The Best Ideas Arise From A Passionate Interest In Common Place Things – Essay Example
Ideas in Commonplace Things Ideas can be found everywhere. One can find it in a crisis, when one is riding the train, whether one just woke up or merely reading a passage in a book – ideas come in one’s ability to focus and appreciate the abundance of concepts, images, sounds, words, feelings, smell, among other things that the world has to offer.
There are outstanding inventions, critically acclaimed literature, design and other creative works that have been produced out of commonplace things. For example, John Steinback’s The Grapes of Wrath, a widely acclaimed and heart rending novel was actually a narrative of an Oklahoma farming family’s futile quest to find good life in California. This story was written out of the author’s common experiences as he interacted with the Mexican community in California. Through his job and his observation about the menial jobs that the Mexicans had to endure as laborers, he was able to discover a perfect theme that enabled him to complete his greatest work ever.
Perspectives also underscore how the commonplace can be a source of inspiration and ideas. For instance, an epicure, who has been delighting with the pleasure of food in his table, may just brush off the significance or the taste of a ripe apple. But there are others who will find the very fruit delicious and blessing in itself.

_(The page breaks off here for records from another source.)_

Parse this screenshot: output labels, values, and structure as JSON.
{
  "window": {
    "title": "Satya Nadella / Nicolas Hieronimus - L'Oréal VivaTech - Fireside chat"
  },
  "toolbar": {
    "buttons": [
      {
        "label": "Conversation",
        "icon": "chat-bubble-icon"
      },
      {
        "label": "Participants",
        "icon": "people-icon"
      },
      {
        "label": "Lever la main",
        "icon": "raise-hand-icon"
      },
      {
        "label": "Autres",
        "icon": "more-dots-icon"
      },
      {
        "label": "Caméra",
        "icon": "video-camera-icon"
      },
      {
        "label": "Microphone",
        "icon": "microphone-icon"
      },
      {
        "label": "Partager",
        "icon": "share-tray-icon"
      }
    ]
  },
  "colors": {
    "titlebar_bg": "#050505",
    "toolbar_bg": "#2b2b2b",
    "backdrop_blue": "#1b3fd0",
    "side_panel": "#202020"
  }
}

This is also the case when a person confined in a dingy office all his life or incarcerated in jail appreciates the life outdoors, the smell of fresh air as well as the glorious sunshine.

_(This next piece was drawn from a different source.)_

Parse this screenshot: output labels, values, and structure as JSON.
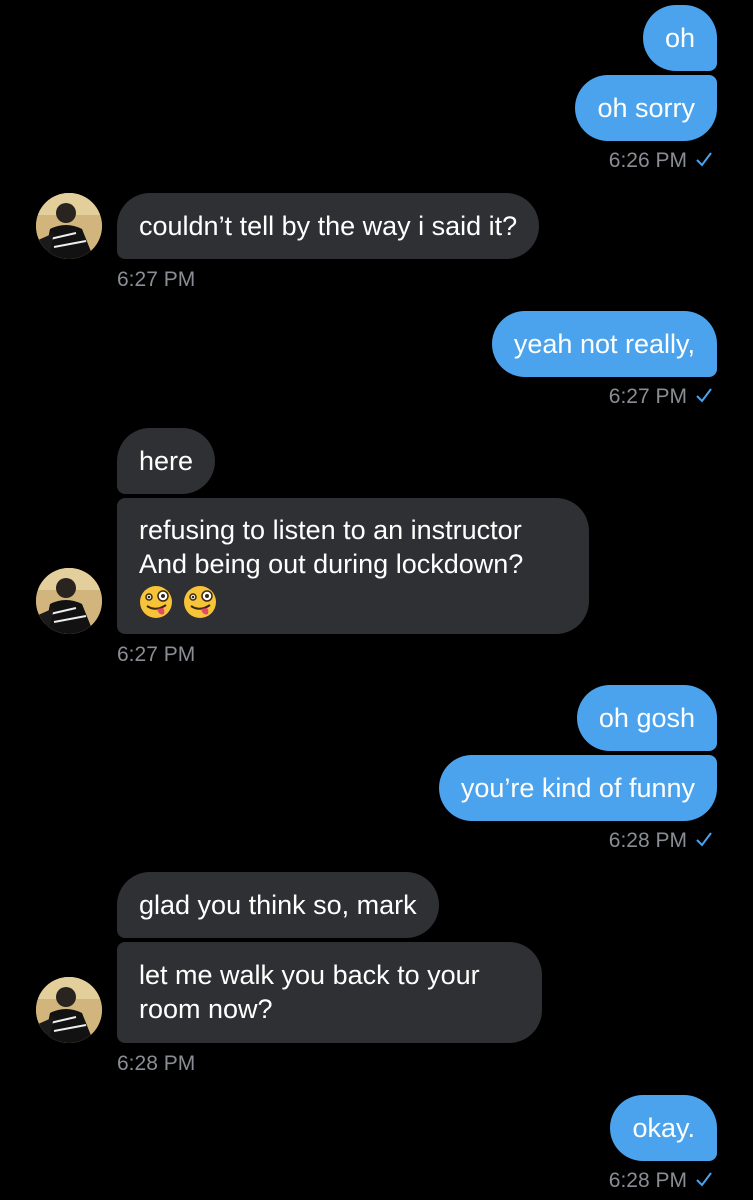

Commonplace is also analogous to simplicity. It does not take a complicated effort to construct ingenuity and beauty. Chambers wrote:
A soul of goodness in things “COMMON”
Would men observing distil it out. (p. 408)
Commonplace things can affect us forcefully in such a way that they trigger and arouse the mind and set it to work. What we have to do is open our mind, be observant, and, as one cliché put it, just “stop and smell the flowers.” It will allow us to reject familiarity that keeps us from being “affected” by the world around us.
McCracken, C. (2000). Berkeleys Principles and Dialogues: background source materials. Cambridge: Cambridge University Press.